I think this is the best answer one could give.

It would make an EC leader proud because they'd say that you're at least changing your view about God.

I, on the other hand, would argue that you can know certain things about God. It's not an easy 5 minute fix either - it's a while of reading and contemplating. It is, however, well worth it.

stillforgiven
Oct 14th 2008, 01:35 AM
I, on the other hand, would argue that you can know certain things about God. It's not an easy 5 minute fix either - it's a while of reading and contemplating. It is, however, well worth it.

What can I know? If I know that I can know, I'll give it all the time it takes. I've tried the purely intellectual way. I was taught to question everything. I think that's why I'm here.

One thing good that came from this discussion is that I'm no longer mad at God. I am still pretty steamed about a lot of things, but no longer at God. At least not at the moment.

apothanein kerdos
Oct 14th 2008, 01:40 AM
What can I know? If I know that I can know, I'll give it all the time it takes. I've tried the purely intellectual way. I was taught to question everything. I think that's why I'm here.

One thing good that came from this discussion is that I'm no longer mad at God. I am still pretty steamed about a lot of things, but no longer at God. At least not at the moment.


The old phrase de omnibus dubitandum (doubt everything) is something Nietzsche offered up as an argument. The problem with doubting everything, however, is that it's self-contradictory. I would have to doubt my own existence, or doubt that I am really thinking - yet here I am, thinking and existing.

Thus, things can be known and not everything is to be doubted.

A good start would be True Spirituality by Francis Schaeffer, which mixes the intellect and the spiritual aspect (as one should never pursue anything purely intellectually, that will get you no where).

The second would would be Christianity for Modern Pagans by Peter Kreeft.

Also, what *hope* said is really good and I'd suggest you contemplate on that for a while.

Feel free to start a separate topic on this issue if you want.

stillforgiven
Oct 14th 2008, 01:49 AM
I've written down what you two (AK & Hope) have said, and I'll come back on a new thread when I have more questions.

To the mods, thanks for letting me hijack the thread. This is the first breakthrough I've had in months. I was just about ready to say I wasn't a Christian any longer, because I figured I wasn't, even though it frightened me to admit it. Maybe I still am, or close to being one again.

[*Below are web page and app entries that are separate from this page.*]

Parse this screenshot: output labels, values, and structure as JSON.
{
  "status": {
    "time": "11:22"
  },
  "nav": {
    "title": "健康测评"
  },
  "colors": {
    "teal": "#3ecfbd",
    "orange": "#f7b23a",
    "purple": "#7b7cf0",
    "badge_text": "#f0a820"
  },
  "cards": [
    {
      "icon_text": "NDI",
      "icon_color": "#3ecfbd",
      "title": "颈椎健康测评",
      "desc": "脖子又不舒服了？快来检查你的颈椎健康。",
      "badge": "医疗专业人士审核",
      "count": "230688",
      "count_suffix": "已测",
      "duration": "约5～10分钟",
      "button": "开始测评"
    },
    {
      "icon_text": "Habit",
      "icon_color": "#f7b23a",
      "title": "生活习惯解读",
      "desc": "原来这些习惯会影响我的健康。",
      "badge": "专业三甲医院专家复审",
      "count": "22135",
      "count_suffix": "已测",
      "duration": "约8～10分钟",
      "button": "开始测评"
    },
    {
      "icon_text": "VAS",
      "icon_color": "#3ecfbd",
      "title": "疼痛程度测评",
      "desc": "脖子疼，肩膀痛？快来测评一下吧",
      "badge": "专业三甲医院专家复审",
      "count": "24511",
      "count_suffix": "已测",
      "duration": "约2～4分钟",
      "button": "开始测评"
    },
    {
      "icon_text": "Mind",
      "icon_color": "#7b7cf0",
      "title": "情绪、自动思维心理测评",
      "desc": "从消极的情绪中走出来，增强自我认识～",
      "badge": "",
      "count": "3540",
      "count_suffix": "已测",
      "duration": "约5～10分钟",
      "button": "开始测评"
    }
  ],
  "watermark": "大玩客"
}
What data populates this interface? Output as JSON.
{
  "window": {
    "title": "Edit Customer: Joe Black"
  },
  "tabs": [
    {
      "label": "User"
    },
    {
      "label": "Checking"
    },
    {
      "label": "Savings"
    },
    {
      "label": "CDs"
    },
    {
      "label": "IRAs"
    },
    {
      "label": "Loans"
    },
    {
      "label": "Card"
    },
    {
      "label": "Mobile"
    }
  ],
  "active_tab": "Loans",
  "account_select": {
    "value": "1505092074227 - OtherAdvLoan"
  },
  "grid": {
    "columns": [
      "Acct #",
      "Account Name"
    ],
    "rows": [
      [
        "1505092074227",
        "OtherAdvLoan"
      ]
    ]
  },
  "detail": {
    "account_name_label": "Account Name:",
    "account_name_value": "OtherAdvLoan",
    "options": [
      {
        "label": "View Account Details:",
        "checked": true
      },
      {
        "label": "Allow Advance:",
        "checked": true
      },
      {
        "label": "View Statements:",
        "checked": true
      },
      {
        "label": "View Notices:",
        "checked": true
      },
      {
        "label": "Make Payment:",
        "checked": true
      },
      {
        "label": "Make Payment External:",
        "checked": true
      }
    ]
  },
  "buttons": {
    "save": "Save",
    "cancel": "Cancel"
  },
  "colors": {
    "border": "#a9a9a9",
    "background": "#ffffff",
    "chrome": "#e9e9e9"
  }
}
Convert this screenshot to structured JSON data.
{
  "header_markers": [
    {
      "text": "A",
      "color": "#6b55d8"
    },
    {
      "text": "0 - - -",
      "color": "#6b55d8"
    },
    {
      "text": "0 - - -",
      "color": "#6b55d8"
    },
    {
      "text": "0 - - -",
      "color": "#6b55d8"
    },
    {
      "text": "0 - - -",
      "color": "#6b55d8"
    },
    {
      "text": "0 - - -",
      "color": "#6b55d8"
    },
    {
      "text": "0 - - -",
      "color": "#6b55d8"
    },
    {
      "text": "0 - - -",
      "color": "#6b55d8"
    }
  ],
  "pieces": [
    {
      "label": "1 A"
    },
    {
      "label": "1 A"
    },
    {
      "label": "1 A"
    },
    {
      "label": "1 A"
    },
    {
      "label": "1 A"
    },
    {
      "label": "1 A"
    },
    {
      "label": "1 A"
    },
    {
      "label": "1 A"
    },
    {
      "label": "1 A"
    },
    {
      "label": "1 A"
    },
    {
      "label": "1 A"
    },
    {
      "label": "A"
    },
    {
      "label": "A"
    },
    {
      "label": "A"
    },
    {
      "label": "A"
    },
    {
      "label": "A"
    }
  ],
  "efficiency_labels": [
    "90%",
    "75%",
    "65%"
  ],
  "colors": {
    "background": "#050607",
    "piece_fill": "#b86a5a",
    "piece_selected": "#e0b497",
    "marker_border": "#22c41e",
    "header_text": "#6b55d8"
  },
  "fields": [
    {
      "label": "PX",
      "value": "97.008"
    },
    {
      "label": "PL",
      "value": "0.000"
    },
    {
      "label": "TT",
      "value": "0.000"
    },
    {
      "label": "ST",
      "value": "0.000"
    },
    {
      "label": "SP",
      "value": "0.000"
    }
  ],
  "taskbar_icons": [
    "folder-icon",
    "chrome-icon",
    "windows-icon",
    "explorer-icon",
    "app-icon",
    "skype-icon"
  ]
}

To the OP, sorry for hijacking the thread. I give it back now.